*** Opening of RECORDS FOR THE TASK ***

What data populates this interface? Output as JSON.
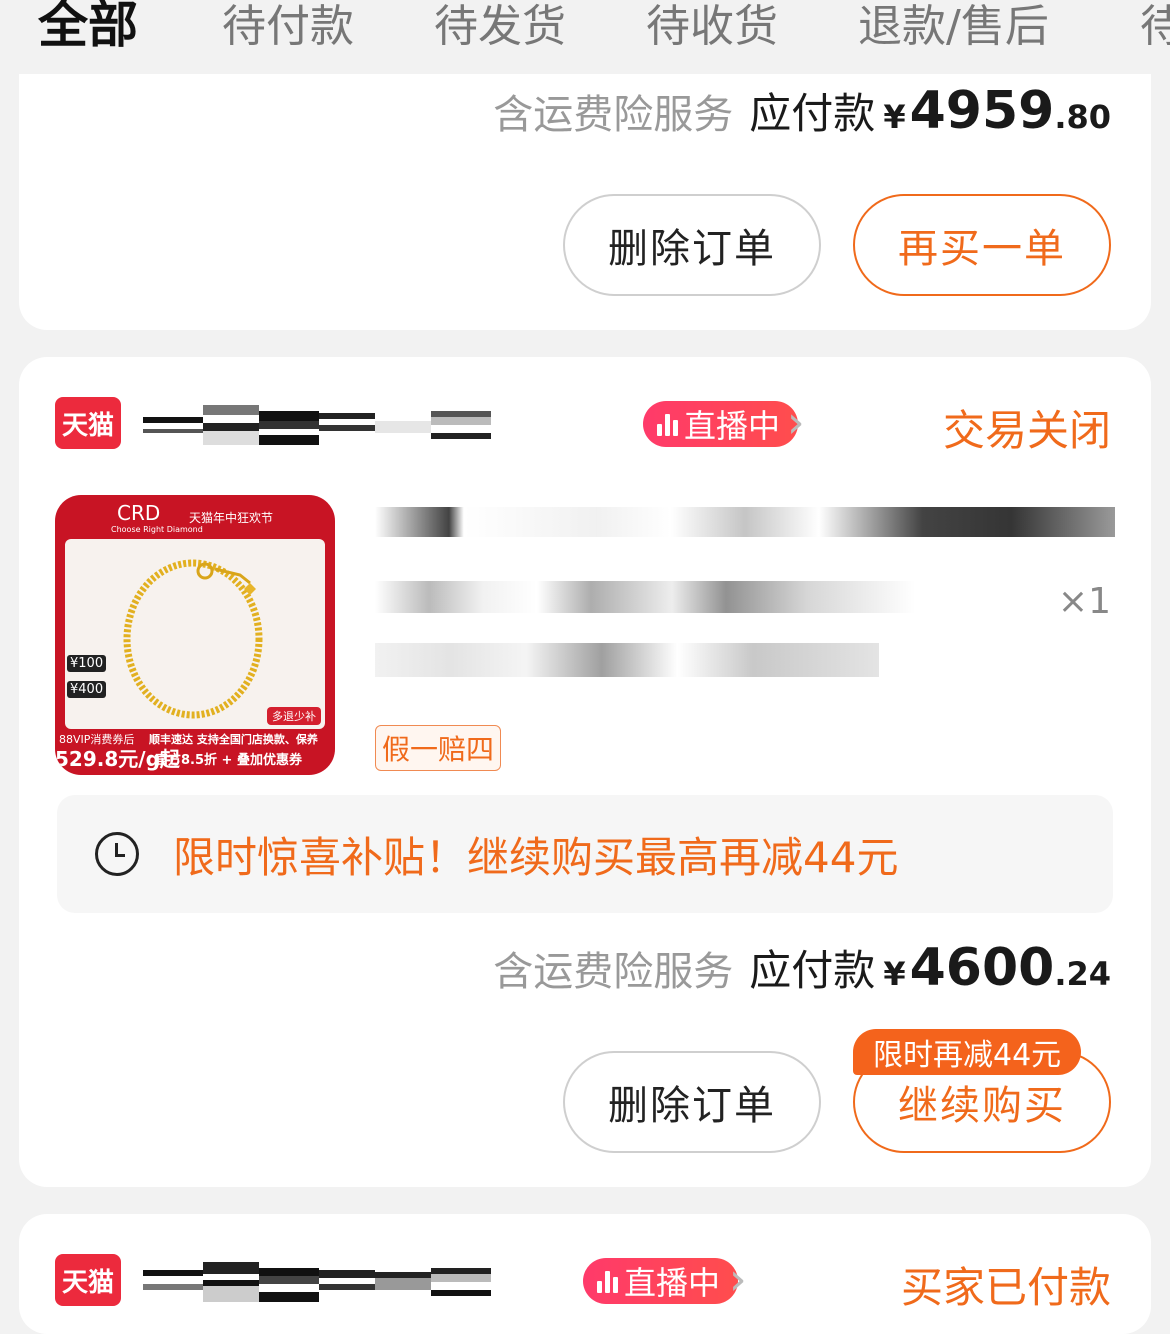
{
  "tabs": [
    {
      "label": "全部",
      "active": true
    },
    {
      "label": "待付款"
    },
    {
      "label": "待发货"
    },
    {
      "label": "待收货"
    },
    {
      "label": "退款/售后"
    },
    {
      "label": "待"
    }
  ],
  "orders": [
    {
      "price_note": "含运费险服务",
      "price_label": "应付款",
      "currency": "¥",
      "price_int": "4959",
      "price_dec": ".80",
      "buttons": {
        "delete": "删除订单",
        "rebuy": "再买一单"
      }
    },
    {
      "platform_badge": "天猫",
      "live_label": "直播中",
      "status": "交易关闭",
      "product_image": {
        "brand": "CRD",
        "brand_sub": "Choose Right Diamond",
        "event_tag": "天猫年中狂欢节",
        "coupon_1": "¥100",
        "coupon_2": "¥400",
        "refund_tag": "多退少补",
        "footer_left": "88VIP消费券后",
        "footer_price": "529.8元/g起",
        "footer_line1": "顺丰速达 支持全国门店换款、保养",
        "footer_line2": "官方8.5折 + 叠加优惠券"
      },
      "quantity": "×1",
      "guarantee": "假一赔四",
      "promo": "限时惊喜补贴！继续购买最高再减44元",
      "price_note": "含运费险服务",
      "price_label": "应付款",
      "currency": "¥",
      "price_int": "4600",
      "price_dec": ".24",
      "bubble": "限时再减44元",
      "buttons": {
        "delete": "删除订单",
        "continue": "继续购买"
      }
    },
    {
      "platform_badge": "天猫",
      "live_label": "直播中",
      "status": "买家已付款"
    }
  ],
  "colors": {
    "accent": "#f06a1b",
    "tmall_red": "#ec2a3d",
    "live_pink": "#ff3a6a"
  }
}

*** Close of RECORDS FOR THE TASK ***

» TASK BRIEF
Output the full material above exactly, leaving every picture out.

» WORKED SOLUTION
What data populates this interface? Output as JSON.
{
  "tabs": [
    {
      "label": "全部",
      "active": true
    },
    {
      "label": "待付款"
    },
    {
      "label": "待发货"
    },
    {
      "label": "待收货"
    },
    {
      "label": "退款/售后"
    },
    {
      "label": "待"
    }
  ],
  "orders": [
    {
      "price_note": "含运费险服务",
      "price_label": "应付款",
      "currency": "¥",
      "price_int": "4959",
      "price_dec": ".80",
      "buttons": {
        "delete": "删除订单",
        "rebuy": "再买一单"
      }
    },
    {
      "platform_badge": "天猫",
      "live_label": "直播中",
      "status": "交易关闭",
      "product_image": {
        "brand": "CRD",
        "brand_sub": "Choose Right Diamond",
        "event_tag": "天猫年中狂欢节",
        "coupon_1": "¥100",
        "coupon_2": "¥400",
        "refund_tag": "多退少补",
        "footer_left": "88VIP消费券后",
        "footer_price": "529.8元/g起",
        "footer_line1": "顺丰速达 支持全国门店换款、保养",
        "footer_line2": "官方8.5折 + 叠加优惠券"
      },
      "quantity": "×1",
      "guarantee": "假一赔四",
      "promo": "限时惊喜补贴！继续购买最高再减44元",
      "price_note": "含运费险服务",
      "price_label": "应付款",
      "currency": "¥",
      "price_int": "4600",
      "price_dec": ".24",
      "bubble": "限时再减44元",
      "buttons": {
        "delete": "删除订单",
        "continue": "继续购买"
      }
    },
    {
      "platform_badge": "天猫",
      "live_label": "直播中",
      "status": "买家已付款"
    }
  ],
  "colors": {
    "accent": "#f06a1b",
    "tmall_red": "#ec2a3d",
    "live_pink": "#ff3a6a"
  }
}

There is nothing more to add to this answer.